By an extraordinary coincidence, just after the outbreak of Russia's attack on Ukraine last February, a concert took place in Berlin, which happened to contain a cello concerto by my late father, Dmitri Smirnov, in the form of a dark farce on the Russian government and its history. It was commissioned by the legendary cellist, Mstislav Rostropovich, as a response to his horror when the Soviet National Anthem was reinstated in 2000, nine years after the fall of the Soviet Union. Showing his solidarity, the chief conductor of the Berlin Radio Orchestra, Vladimir Jurowski, conducted its world premiere alongside Ukraine's national anthem and even though my father and Rostropovich are not with us anymore, their message resounded most powerfully. LICMF's Chair, Esther Ward-Caddle and an LICMF volunteer flew over for this concert and it became clear to us that our next Festival should reflect what we had experienced together.
In their search for freedom, my parents decided to leave Russia in 1991, escaping a totalitarian regime and further censorship of their music. They also wanted my brother and me to have a chance of a better future. The composer Arvo Pärt made a similar decision with his family when he left Estonia in 1980. It is terrifying to think of how all these events are inevitably linked to one train journey back in 1917, when Vladimir Lenin was returning to Russia after a period of exile in the West, bringing back with him explosive ideas, which subsequently led to the October Revolution and made composers like Rachmaninoff and Prokofiev leave their homeland. In the first two concerts, we will hear works from all these composers.
The third concert pays tribute to Ukraine with Mussorgsky's Great Gate of Kyiv and concludes with Rachmaninoff's moving Vocalise, expressing the beauty of the Russian soul, in contrast to its suffering in the long-lasting fate of the Soviet Union, which rather scarily sees the 100th anniversary of its official formation this year. On a lighter note, we are pleased to celebrate some truly positive birth anniversaries, with Schubert's 225th - proving how music can withstand the darkest of times and live on forever, with every programme including one of these eternal gems. There will also be two works by Vaughan Williams this year, celebrating his 150th anniversary.
In the final programme, the ideas of eternity and transcendence are further explored in Messiaen's Quartet for the End of Time, which he wrote whilst imprisoned in a Nazi concentration camp, as well as in my own Reunion, written as a response to the COVID pandemic. Finally, we hear a rather rare outing of Hindemith's remarkable Clarinet Quartet, which was written as he was escaping Nazi Germany.

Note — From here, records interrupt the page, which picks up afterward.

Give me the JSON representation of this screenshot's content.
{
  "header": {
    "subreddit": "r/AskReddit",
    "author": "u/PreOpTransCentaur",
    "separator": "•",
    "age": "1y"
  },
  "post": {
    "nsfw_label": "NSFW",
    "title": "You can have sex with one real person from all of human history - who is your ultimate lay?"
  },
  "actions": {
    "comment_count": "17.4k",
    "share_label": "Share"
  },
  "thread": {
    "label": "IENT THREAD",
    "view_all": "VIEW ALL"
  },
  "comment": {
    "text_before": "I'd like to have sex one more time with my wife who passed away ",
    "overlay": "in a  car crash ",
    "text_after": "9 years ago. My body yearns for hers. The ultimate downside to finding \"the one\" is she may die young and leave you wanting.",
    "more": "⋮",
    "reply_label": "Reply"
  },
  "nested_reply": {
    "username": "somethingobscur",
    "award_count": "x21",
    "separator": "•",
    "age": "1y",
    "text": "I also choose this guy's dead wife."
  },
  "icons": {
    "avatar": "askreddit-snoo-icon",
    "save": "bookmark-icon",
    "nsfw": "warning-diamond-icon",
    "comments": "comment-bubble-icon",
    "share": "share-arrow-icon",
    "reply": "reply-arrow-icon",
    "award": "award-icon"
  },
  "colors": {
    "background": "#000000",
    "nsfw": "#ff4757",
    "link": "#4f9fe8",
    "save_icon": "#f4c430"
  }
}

I look forward to us all coming together to celebrate this music, which reminds us of how important it is to cherish our freedom.
Artistic Director, Lincolnshire International Chamber Music Festival